Most of us are familiar with the most prevalent self-defense mechanism in addiction, the one many are guilty of, procrastination. Procrastination may affect all of us in terms of loss of productivity, profit, and time, but in those struggling with addiction, the consequences of procrastination can be devastating.
Compartmentalization is used to justify unsavory behaviors like stealing or ignoring family responsibilities and yet keep a facade of being a good son, daughter, mother, husband, etc.
Why Is It Crucial To Identify Self-Defense Mechanisms?
It is paramount to identify self-defense mechanisms in addiction to determine if they are negatively affecting the individual’s ability to cope with daily life. There are many classified and identified self-defense mechanisms in addiction that human beings use to cope and ultimately deal with their reality. Depending on the use, it can present to be positive or negative.

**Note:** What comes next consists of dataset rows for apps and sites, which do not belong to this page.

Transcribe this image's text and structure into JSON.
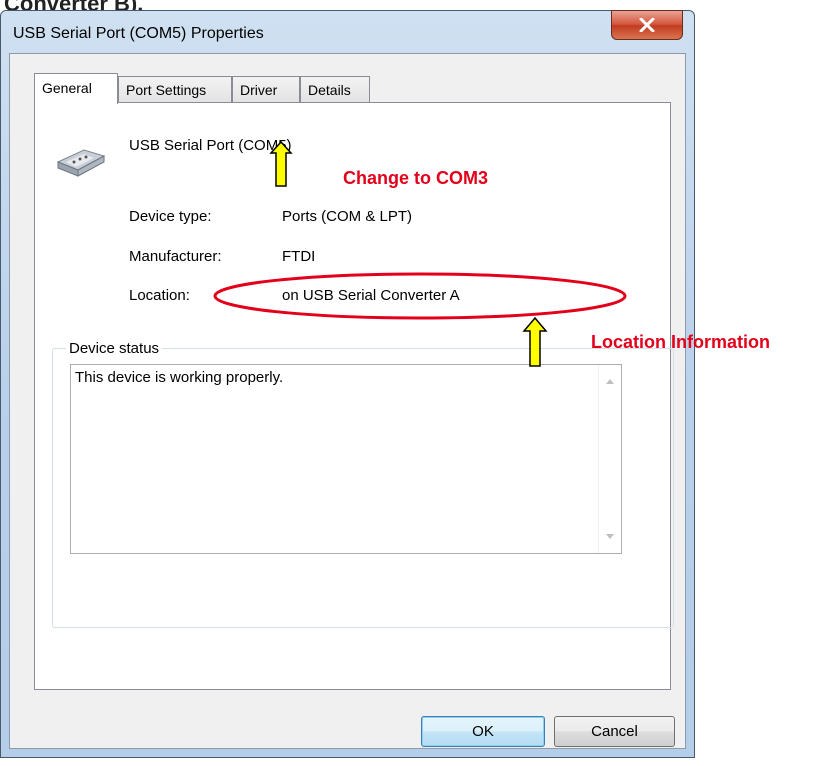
{
  "top_text": "Converter B).",
  "window": {
    "title": "USB Serial Port (COM5) Properties"
  },
  "tabs": [
    {
      "label": "General"
    },
    {
      "label": "Port Settings"
    },
    {
      "label": "Driver"
    },
    {
      "label": "Details"
    }
  ],
  "device": {
    "name": "USB Serial Port (COM5)",
    "icon": "serial-port-icon"
  },
  "properties": {
    "device_type_label": "Device type:",
    "device_type_value": "Ports (COM & LPT)",
    "manufacturer_label": "Manufacturer:",
    "manufacturer_value": "FTDI",
    "location_label": "Location:",
    "location_value": "on USB Serial Converter A"
  },
  "device_status": {
    "legend": "Device status",
    "text": "This device is working properly."
  },
  "buttons": {
    "ok": "OK",
    "cancel": "Cancel"
  },
  "annotations": {
    "com_note": "Change to COM3",
    "location_note": "Location Information",
    "color": "#e3001b",
    "arrow_fill": "#ffff00"
  }
}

Rationalization, denial, and projection are extremely detrimental for an individual struggling with substance use disorder to reach a complete recovery. It’s essential that a person with drug use issues accepts reality, admits having a problem, and does not blame drug or alcohol addiction on someone else for their issues. Engaging in these action steps can solidify a long-lasting recovery for individuals struggling with substance addiction.
We here at Florida Center for Recovery understand that self-defense mechanisms in addiction are a natural occurrence that brains develop to deal with life events or life on a psychological level. The problem lies in when the self-defense mechanisms in addiction are used to defend, support, and deflect a drug and alcohol addiction. Addiction is multifaceted and it’s possible to recover by attending a nurturing and safe atmosphere such as Florida Center for Recovery.
Recovery Awaits at Florida Center for Recovery
Florida Center for Recovery provides comprehensive addiction treatment in the form of medically-assisted detox, and inpatient care that contains various forms of addiction therapy, such as individual therapy, group therapy, and intensive family therapy.
Our addiction treatments here at Florida Center for Recovery are evidence-based. They even incorporate an array of complementary holistic therapies.
If you or a loved one is struggling with substance addiction and would like to explore addiction treatment options, feel free to give us a call.
Dr. Balta is the Medical Director at FCR for more than 10 years. Dr. Balta is Board Certified in Psychiatry and Addiction Medicine, Certified Psychoanalyst. As well, as having Psychiatric Training at The Albert Einstein School of Medicine Psychiatric Residency Program In New York City and Psychoanalytic Training at The William Alanson White Institute in New York City. While working in New York City, gained funding Grants for the treatment of Substance Abuse Disorders from SAMHSA , HRSA and the City of New York.